On the heels of expanding its distribution into several European countries in 2022, J. Rieger & Co. on Wednesday earned the 2023 Weida Award for International Small Business of the Year for the KC Chamber.
Andy Rieger, co-founder and president of J. Rieger, said the distillery — known best for its Kansas City Whiskey — has been intentional throughout the years as it widens its international footprint.
“Growing distribution has always been a fundamental principle of ours,” Rieger said, following the Greater Kansas City Chamber of Commerce’s annual Small Business Celebration and awards luncheon. “We know that’s the core and the heartbeat of our business. Going to the international markets, which we started in 2022, is something that we had planned on for a really long time.”

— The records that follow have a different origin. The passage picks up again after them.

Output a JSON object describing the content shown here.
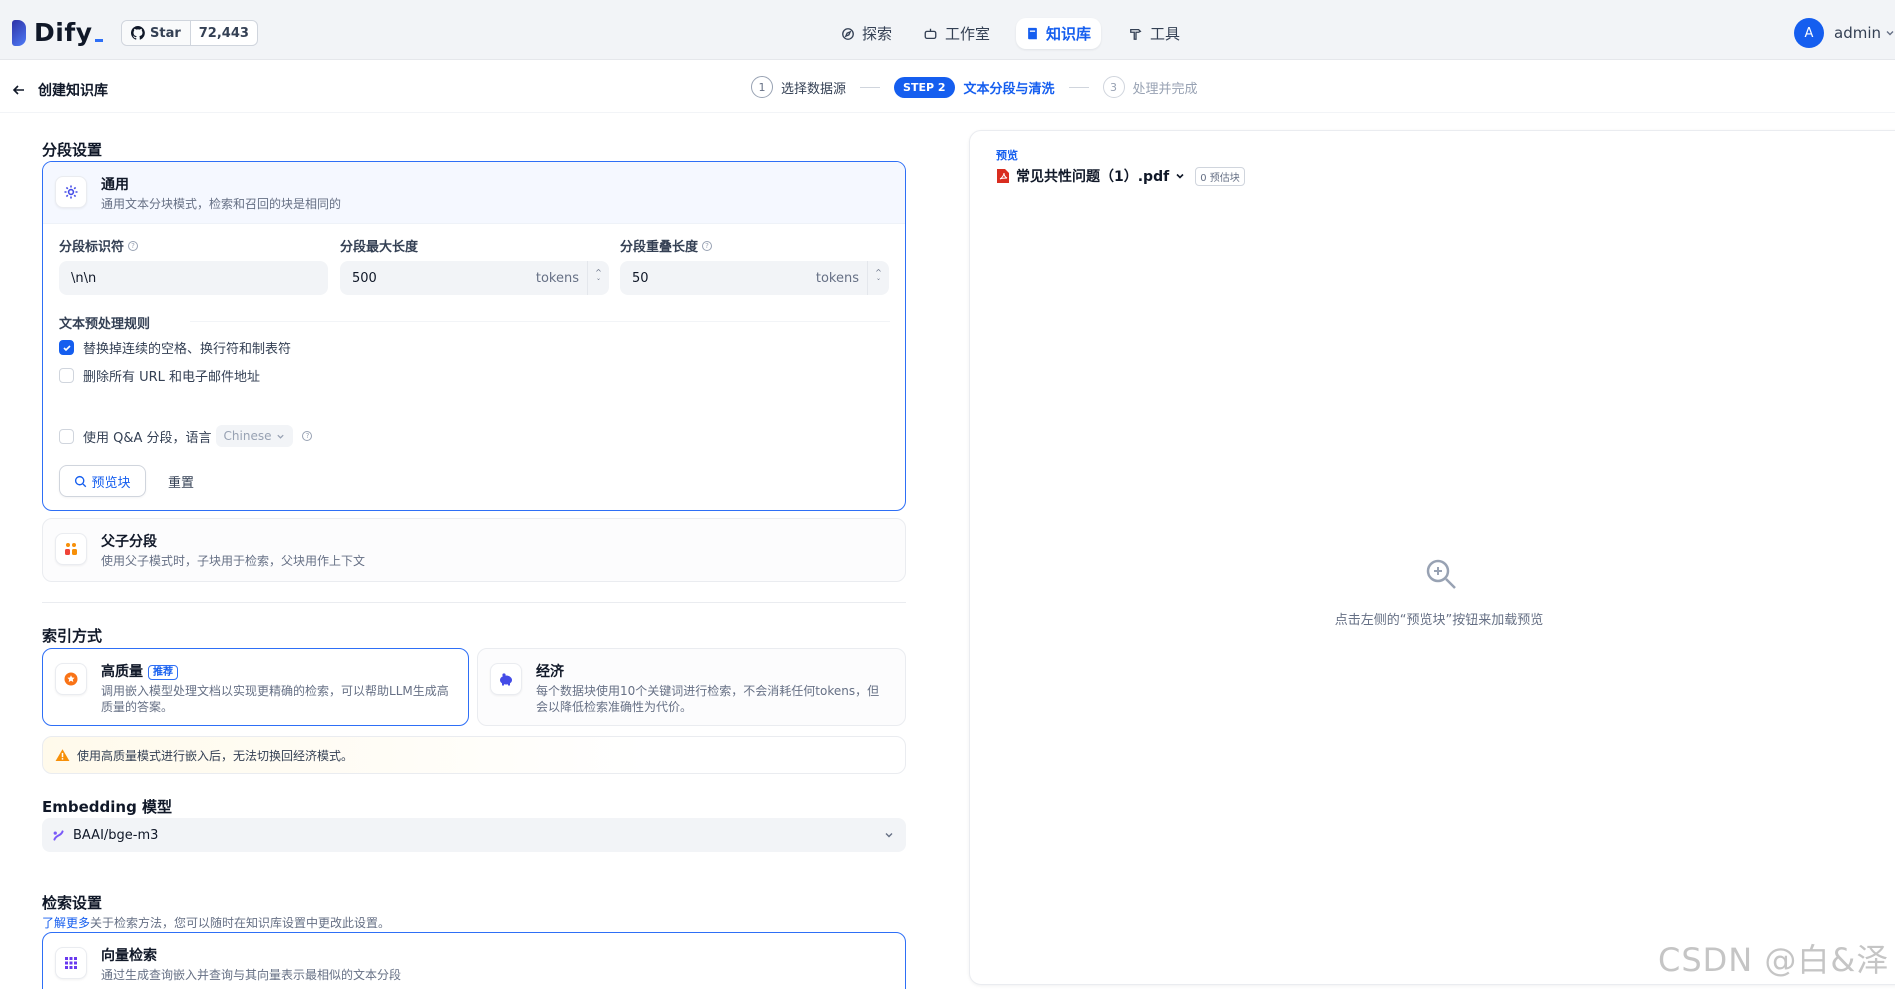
{
  "app": {
    "name": "Dify"
  },
  "github": {
    "star_label": "Star",
    "star_count": "72,443"
  },
  "nav": [
    {
      "label": "探索",
      "icon": "compass-icon"
    },
    {
      "label": "工作室",
      "icon": "robot-icon"
    },
    {
      "label": "知识库",
      "icon": "book-icon",
      "active": true
    },
    {
      "label": "工具",
      "icon": "hammer-icon"
    }
  ],
  "user": {
    "initial": "A",
    "name": "admin"
  },
  "page": {
    "back_title": "创建知识库"
  },
  "steps": [
    {
      "num": "1",
      "label": "选择数据源"
    },
    {
      "pill": "STEP 2",
      "label": "文本分段与清洗"
    },
    {
      "num": "3",
      "label": "处理并完成"
    }
  ],
  "segment": {
    "section_title": "分段设置",
    "general": {
      "title": "通用",
      "desc": "通用文本分块模式，检索和召回的块是相同的"
    },
    "separator": {
      "label": "分段标识符",
      "value": "\\n\\n"
    },
    "max_length": {
      "label": "分段最大长度",
      "value": "500",
      "unit": "tokens"
    },
    "overlap": {
      "label": "分段重叠长度",
      "value": "50",
      "unit": "tokens"
    },
    "rules_title": "文本预处理规则",
    "rule1": {
      "label": "替换掉连续的空格、换行符和制表符",
      "checked": true
    },
    "rule2": {
      "label": "删除所有 URL 和电子邮件地址",
      "checked": false
    },
    "qa": {
      "label": "使用 Q&A 分段，语言",
      "language": "Chinese"
    },
    "preview_button": "预览块",
    "reset_button": "重置",
    "parent_child": {
      "title": "父子分段",
      "desc": "使用父子模式时，子块用于检索，父块用作上下文"
    }
  },
  "index": {
    "section_title": "索引方式",
    "high": {
      "title": "高质量",
      "badge": "推荐",
      "desc": "调用嵌入模型处理文档以实现更精确的检索，可以帮助LLM生成高质量的答案。"
    },
    "economy": {
      "title": "经济",
      "desc": "每个数据块使用10个关键词进行检索，不会消耗任何tokens，但会以降低检索准确性为代价。"
    },
    "warning": "使用高质量模式进行嵌入后，无法切换回经济模式。"
  },
  "embedding": {
    "section_title": "Embedding 模型",
    "model": "BAAI/bge-m3"
  },
  "retrieval": {
    "section_title": "检索设置",
    "learn_more": "了解更多",
    "hint": "关于检索方法，您可以随时在知识库设置中更改此设置。",
    "vector": {
      "title": "向量检索",
      "desc": "通过生成查询嵌入并查询与其向量表示最相似的文本分段"
    }
  },
  "preview": {
    "label": "预览",
    "file_name": "常见共性问题（1）.pdf",
    "chunk_count": "0 预估块",
    "empty_text": "点击左侧的“预览块”按钮来加载预览"
  },
  "watermark": "CSDN @白&泽"
}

J. Rieger might look to add distribution in Asia as early as this year, Rieger added, noting the distillery wants to go where its products are wanted.
“We just want to work in markets with consumers who are looking forward to our products, and distributors who want to be a part of our brand, sell our brand, and take pride in our brand,” Rieger said. “Whether that’s in Europe, whether that’s in Asia, or whether that’s the United States, it doesn’t matter to us. We want to be where we are most welcome.”

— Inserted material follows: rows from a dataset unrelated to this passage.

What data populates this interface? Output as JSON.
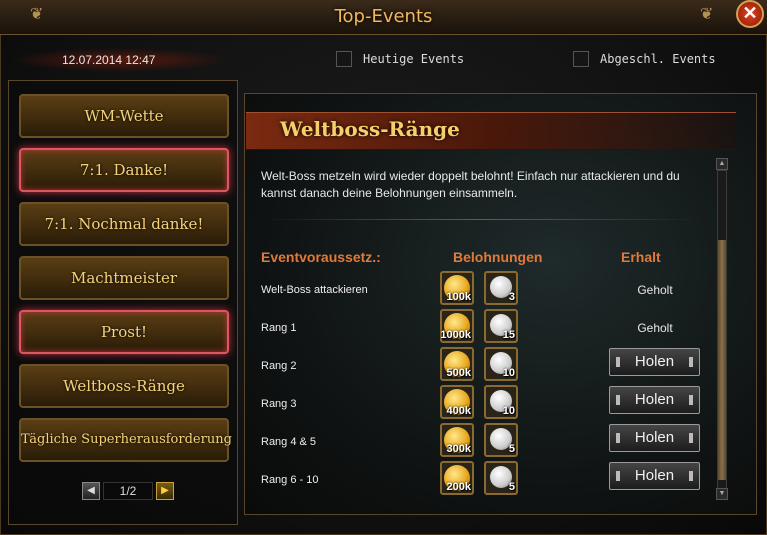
{
  "window": {
    "title": "Top-Events",
    "close_label": "✕"
  },
  "header": {
    "datetime": "12.07.2014 12:47",
    "checkbox_today": "Heutige Events",
    "checkbox_closed": "Abgeschl. Events"
  },
  "sidebar": {
    "items": [
      {
        "label": "WM-Wette",
        "active": false
      },
      {
        "label": "7:1. Danke!",
        "active": true
      },
      {
        "label": "7:1. Nochmal danke!",
        "active": false
      },
      {
        "label": "Machtmeister",
        "active": false
      },
      {
        "label": "Prost!",
        "active": true
      },
      {
        "label": "Weltboss-Ränge",
        "active": false
      },
      {
        "label": "Tägliche Superherausforderung",
        "active": false
      }
    ],
    "pager": {
      "prev": "◀",
      "label": "1/2",
      "next": "▶"
    }
  },
  "detail": {
    "title": "Weltboss-Ränge",
    "description": "Welt-Boss metzeln wird wieder doppelt belohnt! Einfach nur attackieren und du kannst danach deine Belohnungen einsammeln.",
    "headers": {
      "requirement": "Eventvoraussetz.:",
      "rewards": "Belohnungen",
      "status": "Erhalt"
    },
    "rows": [
      {
        "requirement": "Welt-Boss attackieren",
        "gold": "100k",
        "balls": "3",
        "status": "Geholt"
      },
      {
        "requirement": "Rang 1",
        "gold": "1000k",
        "balls": "15",
        "status": "Geholt"
      },
      {
        "requirement": "Rang 2",
        "gold": "500k",
        "balls": "10",
        "status": "Holen"
      },
      {
        "requirement": "Rang 3",
        "gold": "400k",
        "balls": "10",
        "status": "Holen"
      },
      {
        "requirement": "Rang 4 & 5",
        "gold": "300k",
        "balls": "5",
        "status": "Holen"
      },
      {
        "requirement": "Rang 6 - 10",
        "gold": "200k",
        "balls": "5",
        "status": "Holen"
      }
    ]
  },
  "icons": {
    "gold": "gold-coin-icon",
    "ball": "soccer-ball-icon"
  }
}
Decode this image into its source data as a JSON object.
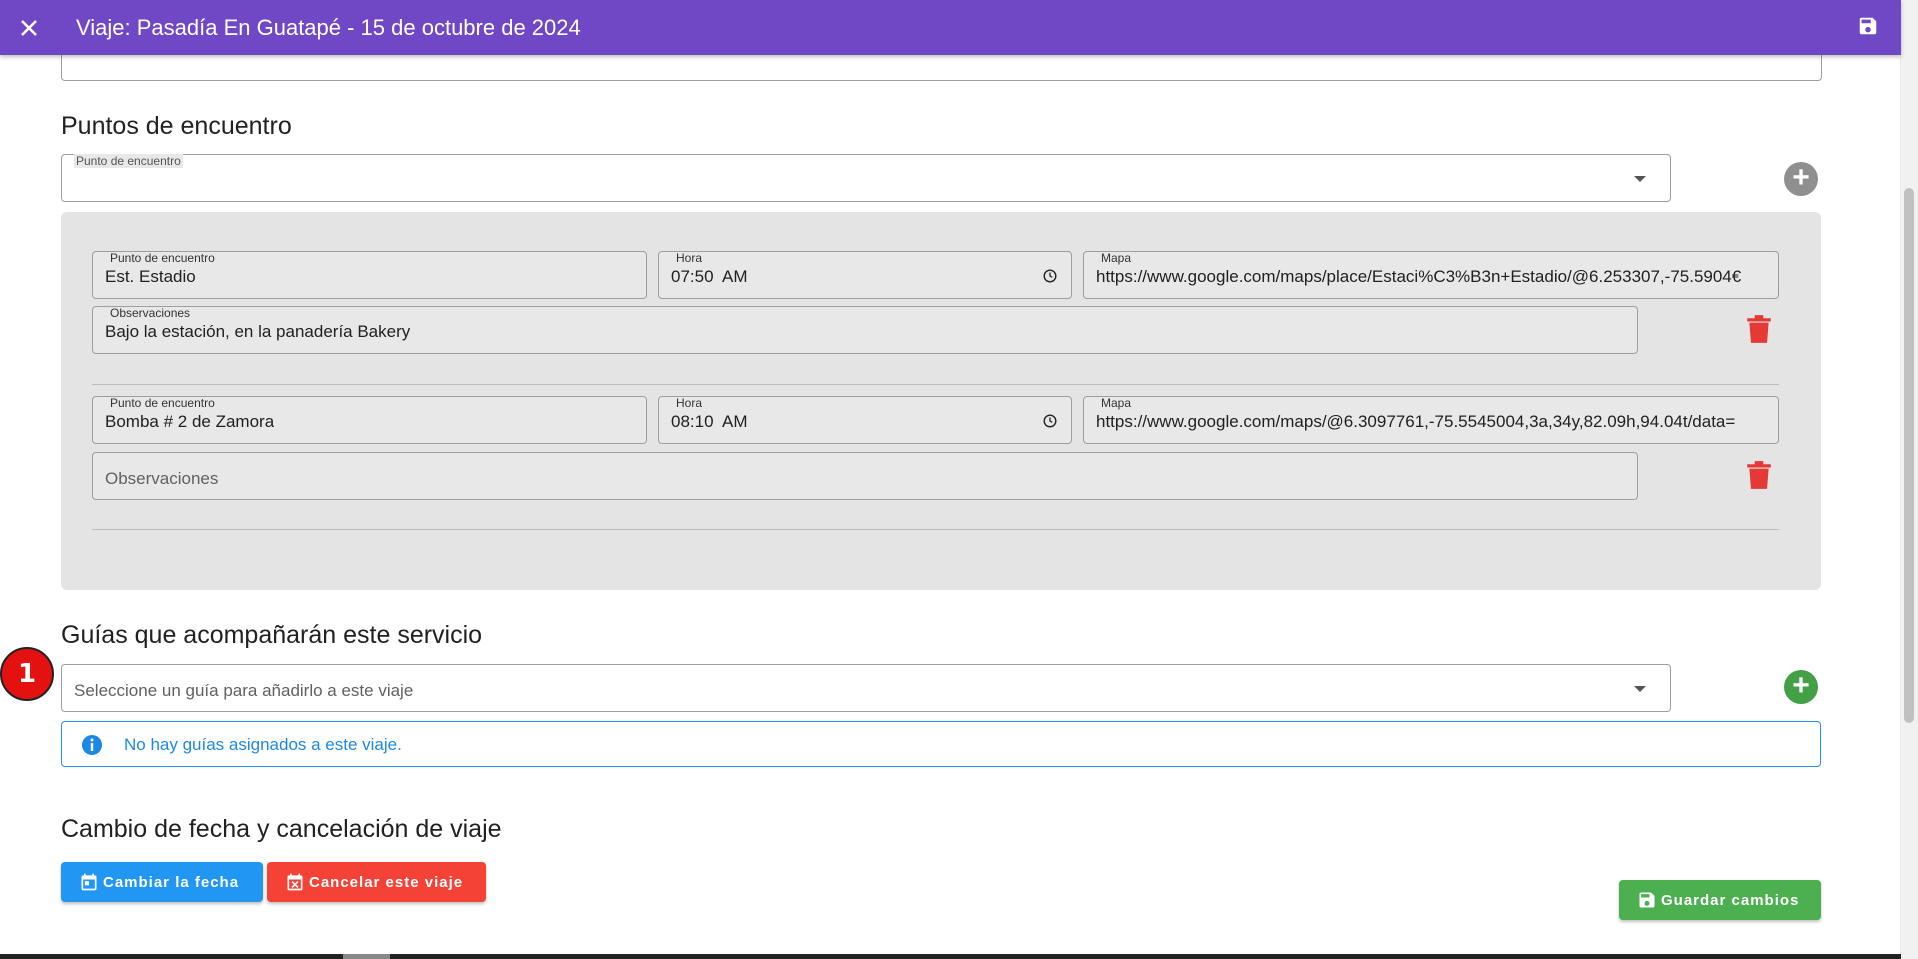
{
  "appbar": {
    "title": "Viaje: Pasadía En Guatapé - 15 de octubre de 2024",
    "close_icon": "close-icon",
    "save_icon": "floppy-disk-icon",
    "color": "#7048c6"
  },
  "meeting_points": {
    "heading": "Puntos de encuentro",
    "select_label": "Punto de encuentro",
    "entries": [
      {
        "point_label": "Punto de encuentro",
        "point_value": "Est. Estadio",
        "time_label": "Hora",
        "time_value": "07:50  AM",
        "map_label": "Mapa",
        "map_value": "https://www.google.com/maps/place/Estaci%C3%B3n+Estadio/@6.253307,-75.5904€",
        "obs_label": "Observaciones",
        "obs_value": "Bajo la estación, en la panadería Bakery"
      },
      {
        "point_label": "Punto de encuentro",
        "point_value": "Bomba # 2 de Zamora",
        "time_label": "Hora",
        "time_value": "08:10  AM",
        "map_label": "Mapa",
        "map_value": "https://www.google.com/maps/@6.3097761,-75.5545004,3a,34y,82.09h,94.04t/data=",
        "obs_placeholder": "Observaciones"
      }
    ]
  },
  "guides": {
    "heading": "Guías que acompañarán este servicio",
    "select_placeholder": "Seleccione un guía para añadirlo a este viaje",
    "alert_text": "No hay guías asignados a este viaje."
  },
  "date_change": {
    "heading": "Cambio de fecha y cancelación de viaje",
    "change_date_label": "Cambiar la fecha",
    "cancel_label": "Cancelar este viaje"
  },
  "footer": {
    "save_label": "Guardar cambios"
  },
  "marker": {
    "label": "1"
  },
  "colors": {
    "primary": "#7048c6",
    "blue": "#2196f3",
    "red": "#f44336",
    "green": "#4caf50",
    "danger_icon": "#e53935"
  }
}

International market expansion allows J. Rieger to showcase Kansas City culture to people in other countries, said Nathan Perry, master distiller.
“Getting to be a Kansas City company and also be in those markets is a great thing,” Perry said. “We get to be a showpiece for Kansas City.”
The brand’s international reputation also provides an opportunity to expose people from across the globe to Kansas City, Rieger said, sharing a story of some travelers from The Netherlands who visited Kansas City last August because they wanted to visit the distillery.
“Being able to see people from an international climate come to Kansas City because of our distribution that we have, and because of that international presence — or reach — from a marketing standpoint, is something that you can’t fake,” he said. “It’s what brought those eight people from the European Union to Kansas City, solely based on us really trying to put our best foot forward.”
Closer to home, J. Rieger continues to build up the Electric Park neighborhood surrounding its distillery located in the East Bottoms, Rieger said.
The unique location pulls in both local residents and folks from surrounding communities, according to Rieger, who said that provides an opportunity for people from different cultures to gather in a common space and bond over food and drinks.
“Being able to have both dynamics is something that’s not very common amongst the eastside businesses in Kansas City,” he said.
“When you’re there at nighttime, and you have people from 25 to 75, every single type of culture you could possibly imagine all doing the exact same thing, you know that you’re building something in the right place, under the right type of quality standards, and something that everybody’s proud of — no matter where you’re from, where you were born, or what type of things you value,” Rieger added.